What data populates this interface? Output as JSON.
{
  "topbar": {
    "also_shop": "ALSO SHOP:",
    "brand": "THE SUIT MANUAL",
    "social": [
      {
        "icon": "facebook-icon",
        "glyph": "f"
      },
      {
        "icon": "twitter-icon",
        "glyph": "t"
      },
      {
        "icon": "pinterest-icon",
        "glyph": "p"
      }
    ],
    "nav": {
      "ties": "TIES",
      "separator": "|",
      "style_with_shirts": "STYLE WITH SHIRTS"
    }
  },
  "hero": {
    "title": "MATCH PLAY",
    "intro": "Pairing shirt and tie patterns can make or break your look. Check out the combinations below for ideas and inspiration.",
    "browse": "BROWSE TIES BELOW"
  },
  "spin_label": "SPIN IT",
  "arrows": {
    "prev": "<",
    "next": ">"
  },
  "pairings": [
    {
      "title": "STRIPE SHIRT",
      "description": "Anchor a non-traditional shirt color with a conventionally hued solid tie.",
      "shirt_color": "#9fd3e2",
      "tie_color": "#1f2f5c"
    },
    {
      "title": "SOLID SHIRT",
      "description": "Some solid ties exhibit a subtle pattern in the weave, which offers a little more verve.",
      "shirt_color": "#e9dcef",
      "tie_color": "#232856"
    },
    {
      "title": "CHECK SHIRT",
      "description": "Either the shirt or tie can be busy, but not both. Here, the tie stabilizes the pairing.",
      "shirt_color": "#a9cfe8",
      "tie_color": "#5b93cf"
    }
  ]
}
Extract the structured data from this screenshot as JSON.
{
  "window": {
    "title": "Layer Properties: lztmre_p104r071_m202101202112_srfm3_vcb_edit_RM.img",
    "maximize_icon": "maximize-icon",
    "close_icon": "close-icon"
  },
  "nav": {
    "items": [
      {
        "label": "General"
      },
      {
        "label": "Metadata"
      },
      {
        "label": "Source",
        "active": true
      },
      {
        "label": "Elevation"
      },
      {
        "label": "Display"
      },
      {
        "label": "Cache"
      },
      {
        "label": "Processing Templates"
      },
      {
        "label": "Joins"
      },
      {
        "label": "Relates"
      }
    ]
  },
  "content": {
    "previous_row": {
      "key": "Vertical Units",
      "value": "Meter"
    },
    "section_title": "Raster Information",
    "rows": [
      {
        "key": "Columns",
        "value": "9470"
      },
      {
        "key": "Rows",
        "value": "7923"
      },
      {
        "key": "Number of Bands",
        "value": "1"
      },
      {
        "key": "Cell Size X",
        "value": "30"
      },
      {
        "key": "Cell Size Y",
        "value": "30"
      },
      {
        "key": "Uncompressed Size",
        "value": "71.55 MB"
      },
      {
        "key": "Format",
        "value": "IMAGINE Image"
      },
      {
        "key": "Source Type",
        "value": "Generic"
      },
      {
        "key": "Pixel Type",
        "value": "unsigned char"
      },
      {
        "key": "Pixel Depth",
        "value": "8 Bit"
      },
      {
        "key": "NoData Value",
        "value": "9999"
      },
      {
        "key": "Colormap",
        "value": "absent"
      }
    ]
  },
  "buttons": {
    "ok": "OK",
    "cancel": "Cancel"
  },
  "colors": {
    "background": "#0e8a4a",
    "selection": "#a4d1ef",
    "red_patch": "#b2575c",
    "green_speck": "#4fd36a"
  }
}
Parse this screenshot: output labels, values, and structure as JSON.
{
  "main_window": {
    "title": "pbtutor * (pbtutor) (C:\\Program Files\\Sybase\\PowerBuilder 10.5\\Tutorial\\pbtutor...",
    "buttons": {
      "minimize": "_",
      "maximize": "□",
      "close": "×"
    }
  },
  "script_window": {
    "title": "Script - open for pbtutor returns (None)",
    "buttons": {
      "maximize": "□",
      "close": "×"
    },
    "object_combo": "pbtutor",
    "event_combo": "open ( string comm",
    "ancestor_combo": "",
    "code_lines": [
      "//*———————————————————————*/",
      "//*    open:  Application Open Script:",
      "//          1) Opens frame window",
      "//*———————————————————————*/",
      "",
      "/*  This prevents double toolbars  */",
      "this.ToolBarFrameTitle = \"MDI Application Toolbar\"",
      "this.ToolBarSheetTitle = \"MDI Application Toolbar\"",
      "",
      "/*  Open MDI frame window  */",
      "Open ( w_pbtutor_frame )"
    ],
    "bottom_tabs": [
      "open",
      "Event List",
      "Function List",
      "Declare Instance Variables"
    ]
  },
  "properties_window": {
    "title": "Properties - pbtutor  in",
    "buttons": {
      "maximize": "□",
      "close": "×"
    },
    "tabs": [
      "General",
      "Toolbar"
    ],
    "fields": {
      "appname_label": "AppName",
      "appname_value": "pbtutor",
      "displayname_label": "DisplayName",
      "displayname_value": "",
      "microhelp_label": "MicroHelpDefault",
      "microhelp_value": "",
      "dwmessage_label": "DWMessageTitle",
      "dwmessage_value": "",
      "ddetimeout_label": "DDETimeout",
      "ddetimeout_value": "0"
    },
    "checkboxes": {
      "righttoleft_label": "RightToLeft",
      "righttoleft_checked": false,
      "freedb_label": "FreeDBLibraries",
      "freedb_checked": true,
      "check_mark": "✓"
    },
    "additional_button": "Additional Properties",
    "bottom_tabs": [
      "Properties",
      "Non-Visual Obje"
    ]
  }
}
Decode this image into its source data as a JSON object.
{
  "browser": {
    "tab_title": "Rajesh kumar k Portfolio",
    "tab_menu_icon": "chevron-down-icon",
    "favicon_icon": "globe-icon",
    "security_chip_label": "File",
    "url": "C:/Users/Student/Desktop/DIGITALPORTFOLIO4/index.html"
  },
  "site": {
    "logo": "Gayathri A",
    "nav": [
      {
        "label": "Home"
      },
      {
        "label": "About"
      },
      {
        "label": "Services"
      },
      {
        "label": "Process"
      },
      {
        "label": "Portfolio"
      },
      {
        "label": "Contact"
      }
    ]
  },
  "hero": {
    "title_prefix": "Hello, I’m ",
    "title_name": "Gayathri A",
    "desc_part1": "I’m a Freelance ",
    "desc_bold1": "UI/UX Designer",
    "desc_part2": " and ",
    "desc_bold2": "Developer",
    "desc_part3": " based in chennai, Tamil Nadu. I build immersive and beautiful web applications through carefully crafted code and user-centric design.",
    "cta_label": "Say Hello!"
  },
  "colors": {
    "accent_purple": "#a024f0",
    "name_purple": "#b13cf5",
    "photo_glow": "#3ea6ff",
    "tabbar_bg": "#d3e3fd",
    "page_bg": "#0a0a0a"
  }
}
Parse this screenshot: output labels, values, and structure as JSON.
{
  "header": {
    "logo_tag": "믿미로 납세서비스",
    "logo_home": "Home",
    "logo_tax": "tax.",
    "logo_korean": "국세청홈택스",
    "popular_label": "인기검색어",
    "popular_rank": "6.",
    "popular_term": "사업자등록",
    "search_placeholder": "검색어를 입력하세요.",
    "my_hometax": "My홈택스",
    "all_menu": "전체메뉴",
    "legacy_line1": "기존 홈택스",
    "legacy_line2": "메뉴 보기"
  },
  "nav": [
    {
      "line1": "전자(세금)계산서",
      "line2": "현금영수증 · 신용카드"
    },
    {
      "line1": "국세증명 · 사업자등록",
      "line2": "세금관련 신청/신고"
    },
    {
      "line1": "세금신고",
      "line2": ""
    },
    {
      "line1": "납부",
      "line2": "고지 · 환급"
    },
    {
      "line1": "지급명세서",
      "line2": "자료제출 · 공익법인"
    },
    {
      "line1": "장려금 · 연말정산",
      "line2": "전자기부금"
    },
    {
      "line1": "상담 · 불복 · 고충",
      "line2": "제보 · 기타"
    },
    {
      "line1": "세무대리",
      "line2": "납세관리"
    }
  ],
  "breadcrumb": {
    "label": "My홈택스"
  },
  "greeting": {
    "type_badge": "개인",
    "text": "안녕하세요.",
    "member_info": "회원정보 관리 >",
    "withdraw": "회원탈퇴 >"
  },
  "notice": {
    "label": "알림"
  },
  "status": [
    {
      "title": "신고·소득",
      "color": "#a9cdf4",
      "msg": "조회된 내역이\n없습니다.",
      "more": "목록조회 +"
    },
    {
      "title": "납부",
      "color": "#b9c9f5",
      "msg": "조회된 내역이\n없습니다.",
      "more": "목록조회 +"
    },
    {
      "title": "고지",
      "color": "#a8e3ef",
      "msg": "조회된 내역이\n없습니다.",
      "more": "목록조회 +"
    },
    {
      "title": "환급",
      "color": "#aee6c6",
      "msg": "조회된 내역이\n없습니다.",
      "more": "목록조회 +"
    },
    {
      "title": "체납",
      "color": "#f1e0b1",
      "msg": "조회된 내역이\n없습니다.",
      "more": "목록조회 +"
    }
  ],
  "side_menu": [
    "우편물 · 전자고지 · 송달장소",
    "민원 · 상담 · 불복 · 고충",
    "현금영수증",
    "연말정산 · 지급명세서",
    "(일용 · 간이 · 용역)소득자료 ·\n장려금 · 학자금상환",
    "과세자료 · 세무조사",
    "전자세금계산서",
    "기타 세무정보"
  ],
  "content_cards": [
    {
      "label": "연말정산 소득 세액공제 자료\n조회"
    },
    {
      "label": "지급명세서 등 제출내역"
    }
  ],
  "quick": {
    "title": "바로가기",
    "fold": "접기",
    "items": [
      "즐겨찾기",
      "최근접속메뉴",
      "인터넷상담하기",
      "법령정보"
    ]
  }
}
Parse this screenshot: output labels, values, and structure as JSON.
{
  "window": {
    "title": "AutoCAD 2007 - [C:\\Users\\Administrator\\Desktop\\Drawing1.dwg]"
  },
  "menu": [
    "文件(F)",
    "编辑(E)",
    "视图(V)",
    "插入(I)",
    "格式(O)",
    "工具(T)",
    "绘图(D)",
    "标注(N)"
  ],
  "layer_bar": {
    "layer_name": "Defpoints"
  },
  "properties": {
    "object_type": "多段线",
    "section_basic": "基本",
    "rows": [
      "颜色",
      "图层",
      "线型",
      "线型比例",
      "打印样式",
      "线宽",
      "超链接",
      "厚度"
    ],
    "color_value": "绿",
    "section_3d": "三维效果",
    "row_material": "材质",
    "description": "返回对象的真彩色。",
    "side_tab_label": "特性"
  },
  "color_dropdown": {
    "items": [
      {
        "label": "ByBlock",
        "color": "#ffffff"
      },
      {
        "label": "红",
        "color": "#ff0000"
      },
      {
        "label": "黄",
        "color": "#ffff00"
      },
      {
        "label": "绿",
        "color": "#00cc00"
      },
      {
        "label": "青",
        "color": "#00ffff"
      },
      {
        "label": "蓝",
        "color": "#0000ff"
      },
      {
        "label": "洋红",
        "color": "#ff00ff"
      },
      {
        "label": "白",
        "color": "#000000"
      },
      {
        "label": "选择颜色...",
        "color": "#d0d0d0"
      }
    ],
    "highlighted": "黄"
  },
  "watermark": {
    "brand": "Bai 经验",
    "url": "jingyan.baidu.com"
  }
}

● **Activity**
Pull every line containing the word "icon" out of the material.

● **Response to the exercise**
        "icon": "facebook-icon",
        "icon": "twitter-icon",
        "icon": "pinterest-icon",
    "maximize_icon": "maximize-icon",
    "close_icon": "close-icon"
    "tab_menu_icon": "chevron-down-icon",
    "favicon_icon": "globe-icon",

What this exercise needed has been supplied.